• _Task objective_: Give back only one number: how many lines in the data below contain the word "background".

• _Records_:
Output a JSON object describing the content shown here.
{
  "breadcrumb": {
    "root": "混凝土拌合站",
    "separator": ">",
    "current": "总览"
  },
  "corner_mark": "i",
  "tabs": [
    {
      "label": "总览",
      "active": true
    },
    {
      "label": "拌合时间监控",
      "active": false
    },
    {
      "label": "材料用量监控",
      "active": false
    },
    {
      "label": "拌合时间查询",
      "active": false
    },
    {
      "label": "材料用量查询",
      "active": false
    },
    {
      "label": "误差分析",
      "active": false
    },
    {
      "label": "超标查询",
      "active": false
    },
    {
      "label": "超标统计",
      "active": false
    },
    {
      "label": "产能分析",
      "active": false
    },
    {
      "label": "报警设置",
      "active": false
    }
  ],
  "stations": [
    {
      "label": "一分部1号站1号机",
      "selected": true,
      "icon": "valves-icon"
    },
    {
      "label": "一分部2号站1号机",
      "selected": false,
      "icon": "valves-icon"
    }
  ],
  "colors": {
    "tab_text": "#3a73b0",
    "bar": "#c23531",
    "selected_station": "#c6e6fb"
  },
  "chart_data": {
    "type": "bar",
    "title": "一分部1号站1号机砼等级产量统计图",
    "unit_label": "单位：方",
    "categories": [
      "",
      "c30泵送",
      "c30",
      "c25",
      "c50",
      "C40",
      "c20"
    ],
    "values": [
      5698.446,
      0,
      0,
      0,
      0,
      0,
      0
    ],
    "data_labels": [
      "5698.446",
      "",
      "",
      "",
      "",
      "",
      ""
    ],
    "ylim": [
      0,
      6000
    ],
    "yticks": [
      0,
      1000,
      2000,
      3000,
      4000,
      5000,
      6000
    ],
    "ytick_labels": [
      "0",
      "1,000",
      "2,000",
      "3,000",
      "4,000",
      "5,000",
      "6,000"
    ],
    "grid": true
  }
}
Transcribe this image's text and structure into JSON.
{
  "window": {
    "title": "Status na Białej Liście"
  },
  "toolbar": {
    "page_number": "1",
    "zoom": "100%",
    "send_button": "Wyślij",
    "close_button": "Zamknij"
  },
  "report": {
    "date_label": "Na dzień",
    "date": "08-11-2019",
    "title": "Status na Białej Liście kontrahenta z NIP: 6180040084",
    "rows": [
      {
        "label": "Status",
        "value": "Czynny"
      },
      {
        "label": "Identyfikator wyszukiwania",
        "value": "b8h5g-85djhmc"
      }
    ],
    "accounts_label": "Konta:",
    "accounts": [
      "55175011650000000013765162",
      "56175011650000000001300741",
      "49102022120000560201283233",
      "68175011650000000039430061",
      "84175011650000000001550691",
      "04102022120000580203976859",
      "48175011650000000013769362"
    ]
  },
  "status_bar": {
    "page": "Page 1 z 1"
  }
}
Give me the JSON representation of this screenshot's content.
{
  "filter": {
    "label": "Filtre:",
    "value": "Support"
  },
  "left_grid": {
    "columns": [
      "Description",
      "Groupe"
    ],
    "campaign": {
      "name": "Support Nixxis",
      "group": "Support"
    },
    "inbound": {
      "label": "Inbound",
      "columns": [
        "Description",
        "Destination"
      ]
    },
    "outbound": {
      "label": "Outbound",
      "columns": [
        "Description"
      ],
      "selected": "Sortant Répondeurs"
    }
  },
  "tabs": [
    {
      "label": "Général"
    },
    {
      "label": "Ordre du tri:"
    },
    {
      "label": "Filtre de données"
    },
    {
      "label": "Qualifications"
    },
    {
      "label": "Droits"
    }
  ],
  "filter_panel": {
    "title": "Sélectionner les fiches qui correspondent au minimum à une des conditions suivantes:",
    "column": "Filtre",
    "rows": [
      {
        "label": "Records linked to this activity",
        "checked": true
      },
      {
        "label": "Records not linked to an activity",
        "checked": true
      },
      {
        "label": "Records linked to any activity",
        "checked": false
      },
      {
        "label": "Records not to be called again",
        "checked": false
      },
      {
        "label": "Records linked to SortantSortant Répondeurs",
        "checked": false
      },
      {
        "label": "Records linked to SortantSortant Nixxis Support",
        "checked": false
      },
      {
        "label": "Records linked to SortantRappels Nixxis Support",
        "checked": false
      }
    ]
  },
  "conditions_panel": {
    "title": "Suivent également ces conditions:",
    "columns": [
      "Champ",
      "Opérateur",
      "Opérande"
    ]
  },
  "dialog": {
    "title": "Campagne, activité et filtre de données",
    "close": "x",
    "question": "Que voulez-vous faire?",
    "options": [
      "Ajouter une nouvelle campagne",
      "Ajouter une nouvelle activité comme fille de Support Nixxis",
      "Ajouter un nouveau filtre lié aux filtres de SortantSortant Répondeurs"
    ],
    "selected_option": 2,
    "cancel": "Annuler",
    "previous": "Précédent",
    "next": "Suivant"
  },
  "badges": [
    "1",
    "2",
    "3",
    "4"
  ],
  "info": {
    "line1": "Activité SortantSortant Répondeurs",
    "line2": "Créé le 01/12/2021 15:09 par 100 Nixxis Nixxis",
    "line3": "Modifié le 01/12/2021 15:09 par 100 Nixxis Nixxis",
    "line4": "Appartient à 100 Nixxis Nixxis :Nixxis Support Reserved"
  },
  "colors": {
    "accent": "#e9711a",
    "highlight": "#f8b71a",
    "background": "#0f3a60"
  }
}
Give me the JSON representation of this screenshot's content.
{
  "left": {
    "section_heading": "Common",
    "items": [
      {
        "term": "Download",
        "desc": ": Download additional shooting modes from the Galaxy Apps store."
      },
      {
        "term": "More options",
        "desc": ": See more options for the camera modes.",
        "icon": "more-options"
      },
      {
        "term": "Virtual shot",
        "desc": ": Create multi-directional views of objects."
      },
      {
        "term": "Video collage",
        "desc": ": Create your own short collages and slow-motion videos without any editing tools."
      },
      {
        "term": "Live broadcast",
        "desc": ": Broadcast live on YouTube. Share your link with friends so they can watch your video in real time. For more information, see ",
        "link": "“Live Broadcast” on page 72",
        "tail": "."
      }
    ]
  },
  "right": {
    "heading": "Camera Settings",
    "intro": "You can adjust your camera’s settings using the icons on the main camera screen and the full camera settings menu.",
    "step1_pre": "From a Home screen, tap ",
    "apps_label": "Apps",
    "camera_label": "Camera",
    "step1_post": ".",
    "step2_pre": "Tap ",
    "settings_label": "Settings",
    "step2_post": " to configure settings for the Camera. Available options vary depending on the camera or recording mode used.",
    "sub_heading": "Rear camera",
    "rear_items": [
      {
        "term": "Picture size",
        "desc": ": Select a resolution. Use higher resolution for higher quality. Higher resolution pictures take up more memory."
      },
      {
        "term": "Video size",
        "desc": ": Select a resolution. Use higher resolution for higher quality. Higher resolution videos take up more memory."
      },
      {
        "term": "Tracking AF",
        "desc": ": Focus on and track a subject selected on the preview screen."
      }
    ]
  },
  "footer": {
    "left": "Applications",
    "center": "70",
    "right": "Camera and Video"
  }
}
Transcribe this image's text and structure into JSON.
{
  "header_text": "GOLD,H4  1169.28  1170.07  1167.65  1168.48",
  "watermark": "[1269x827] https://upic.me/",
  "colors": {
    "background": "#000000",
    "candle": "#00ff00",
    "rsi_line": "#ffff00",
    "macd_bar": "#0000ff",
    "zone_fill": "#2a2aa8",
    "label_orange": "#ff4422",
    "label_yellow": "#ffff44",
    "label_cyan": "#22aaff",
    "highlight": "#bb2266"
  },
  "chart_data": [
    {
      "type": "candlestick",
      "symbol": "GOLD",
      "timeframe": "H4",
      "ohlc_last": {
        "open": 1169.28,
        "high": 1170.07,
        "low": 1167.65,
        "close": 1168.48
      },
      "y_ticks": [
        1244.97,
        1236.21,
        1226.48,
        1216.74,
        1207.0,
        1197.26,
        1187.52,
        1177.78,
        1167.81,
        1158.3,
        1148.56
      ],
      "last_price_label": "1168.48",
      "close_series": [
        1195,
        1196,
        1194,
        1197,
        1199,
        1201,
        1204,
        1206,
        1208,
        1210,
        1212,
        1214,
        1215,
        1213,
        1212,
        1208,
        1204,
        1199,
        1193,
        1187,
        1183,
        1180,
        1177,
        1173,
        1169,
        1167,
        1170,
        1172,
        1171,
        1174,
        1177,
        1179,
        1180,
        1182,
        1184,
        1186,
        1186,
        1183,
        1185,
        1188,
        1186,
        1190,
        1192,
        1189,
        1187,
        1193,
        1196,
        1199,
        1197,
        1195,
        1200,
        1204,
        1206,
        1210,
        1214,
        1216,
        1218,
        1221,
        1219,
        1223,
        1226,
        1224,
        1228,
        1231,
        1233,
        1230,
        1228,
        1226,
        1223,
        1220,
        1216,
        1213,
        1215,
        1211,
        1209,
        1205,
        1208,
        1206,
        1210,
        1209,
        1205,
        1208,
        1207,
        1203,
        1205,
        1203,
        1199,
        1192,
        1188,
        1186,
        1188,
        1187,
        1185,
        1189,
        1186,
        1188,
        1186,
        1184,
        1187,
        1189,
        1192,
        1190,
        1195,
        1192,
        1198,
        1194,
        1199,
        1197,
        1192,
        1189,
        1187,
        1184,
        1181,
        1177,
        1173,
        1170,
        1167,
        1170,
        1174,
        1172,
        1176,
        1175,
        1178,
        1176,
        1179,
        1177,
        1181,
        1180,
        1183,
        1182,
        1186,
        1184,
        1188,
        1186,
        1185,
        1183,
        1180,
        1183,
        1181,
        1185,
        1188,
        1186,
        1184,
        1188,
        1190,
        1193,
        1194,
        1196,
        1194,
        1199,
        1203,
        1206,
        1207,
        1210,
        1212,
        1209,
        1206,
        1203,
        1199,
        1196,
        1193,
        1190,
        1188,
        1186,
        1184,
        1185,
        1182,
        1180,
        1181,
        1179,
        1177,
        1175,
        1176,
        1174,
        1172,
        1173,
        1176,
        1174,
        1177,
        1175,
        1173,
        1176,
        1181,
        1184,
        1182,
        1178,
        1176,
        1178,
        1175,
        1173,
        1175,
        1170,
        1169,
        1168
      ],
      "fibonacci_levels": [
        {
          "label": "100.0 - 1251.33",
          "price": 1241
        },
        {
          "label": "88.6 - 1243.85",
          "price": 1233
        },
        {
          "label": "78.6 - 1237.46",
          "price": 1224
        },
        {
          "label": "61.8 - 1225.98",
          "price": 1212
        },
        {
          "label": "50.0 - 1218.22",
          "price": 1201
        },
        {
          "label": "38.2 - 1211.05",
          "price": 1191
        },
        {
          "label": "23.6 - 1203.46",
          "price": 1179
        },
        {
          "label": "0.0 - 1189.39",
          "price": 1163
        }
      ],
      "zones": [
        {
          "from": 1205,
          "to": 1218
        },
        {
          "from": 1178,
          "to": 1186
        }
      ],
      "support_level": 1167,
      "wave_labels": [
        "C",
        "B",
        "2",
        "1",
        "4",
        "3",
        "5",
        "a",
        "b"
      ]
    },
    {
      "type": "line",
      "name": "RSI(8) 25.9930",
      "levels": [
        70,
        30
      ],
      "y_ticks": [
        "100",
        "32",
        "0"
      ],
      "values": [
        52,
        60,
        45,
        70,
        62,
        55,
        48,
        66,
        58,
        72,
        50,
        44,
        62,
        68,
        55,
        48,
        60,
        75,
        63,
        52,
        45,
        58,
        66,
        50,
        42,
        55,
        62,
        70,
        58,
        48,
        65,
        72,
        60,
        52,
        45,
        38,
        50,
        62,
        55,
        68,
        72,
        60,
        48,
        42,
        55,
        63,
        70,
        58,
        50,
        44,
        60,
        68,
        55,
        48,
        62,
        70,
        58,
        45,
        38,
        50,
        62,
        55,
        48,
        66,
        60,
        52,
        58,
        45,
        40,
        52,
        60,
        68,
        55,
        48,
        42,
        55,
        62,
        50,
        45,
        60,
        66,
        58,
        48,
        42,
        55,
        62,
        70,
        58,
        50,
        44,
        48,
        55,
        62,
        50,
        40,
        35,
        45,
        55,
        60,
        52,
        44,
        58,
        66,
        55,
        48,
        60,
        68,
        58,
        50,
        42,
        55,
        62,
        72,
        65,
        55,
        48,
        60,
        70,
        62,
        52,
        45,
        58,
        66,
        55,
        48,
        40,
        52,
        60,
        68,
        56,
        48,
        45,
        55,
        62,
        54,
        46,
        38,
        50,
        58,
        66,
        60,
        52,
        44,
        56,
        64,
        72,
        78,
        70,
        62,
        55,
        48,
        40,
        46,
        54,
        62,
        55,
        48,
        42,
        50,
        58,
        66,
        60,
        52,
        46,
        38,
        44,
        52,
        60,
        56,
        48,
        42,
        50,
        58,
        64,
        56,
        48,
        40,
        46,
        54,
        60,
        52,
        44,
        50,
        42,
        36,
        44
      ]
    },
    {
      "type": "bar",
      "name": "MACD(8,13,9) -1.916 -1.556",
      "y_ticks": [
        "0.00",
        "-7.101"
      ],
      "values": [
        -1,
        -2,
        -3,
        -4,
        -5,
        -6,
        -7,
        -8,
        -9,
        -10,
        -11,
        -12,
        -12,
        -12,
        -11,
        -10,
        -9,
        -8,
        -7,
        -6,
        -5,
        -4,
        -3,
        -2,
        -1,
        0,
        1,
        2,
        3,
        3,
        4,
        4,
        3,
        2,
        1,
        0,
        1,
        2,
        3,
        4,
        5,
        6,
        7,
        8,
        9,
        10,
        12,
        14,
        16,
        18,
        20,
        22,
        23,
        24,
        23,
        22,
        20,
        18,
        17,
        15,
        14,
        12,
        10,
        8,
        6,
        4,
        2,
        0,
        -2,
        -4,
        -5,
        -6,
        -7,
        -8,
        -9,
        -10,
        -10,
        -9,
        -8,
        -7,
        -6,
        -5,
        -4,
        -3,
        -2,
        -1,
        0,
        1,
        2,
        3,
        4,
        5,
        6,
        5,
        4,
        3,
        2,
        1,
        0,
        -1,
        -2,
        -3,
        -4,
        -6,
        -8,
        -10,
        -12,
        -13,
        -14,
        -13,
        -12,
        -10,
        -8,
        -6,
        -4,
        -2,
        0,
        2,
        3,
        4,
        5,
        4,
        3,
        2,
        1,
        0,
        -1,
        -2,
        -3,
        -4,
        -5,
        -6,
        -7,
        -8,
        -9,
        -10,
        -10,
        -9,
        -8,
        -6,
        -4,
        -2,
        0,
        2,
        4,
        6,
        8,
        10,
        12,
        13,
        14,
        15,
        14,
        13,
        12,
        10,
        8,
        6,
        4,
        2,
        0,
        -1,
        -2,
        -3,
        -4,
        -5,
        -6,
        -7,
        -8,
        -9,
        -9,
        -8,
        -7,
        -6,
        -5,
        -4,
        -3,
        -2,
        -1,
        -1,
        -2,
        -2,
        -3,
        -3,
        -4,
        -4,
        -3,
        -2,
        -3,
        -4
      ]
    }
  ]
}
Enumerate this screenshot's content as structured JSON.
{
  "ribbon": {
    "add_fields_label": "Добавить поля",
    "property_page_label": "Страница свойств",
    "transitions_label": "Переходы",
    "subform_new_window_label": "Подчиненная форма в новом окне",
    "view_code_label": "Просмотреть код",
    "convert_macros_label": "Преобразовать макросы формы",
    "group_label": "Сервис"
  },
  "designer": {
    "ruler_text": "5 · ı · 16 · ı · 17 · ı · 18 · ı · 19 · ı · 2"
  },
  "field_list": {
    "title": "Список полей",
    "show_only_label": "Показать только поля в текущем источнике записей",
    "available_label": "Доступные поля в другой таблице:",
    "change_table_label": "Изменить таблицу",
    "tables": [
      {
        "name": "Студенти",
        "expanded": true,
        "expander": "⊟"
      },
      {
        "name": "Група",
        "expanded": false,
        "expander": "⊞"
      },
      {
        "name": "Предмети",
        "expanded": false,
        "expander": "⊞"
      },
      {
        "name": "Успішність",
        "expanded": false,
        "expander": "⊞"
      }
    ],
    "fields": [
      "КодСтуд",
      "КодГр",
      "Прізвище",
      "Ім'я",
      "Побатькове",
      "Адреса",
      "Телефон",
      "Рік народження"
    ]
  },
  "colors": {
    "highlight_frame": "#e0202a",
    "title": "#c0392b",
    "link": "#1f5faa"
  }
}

• _Result_: 2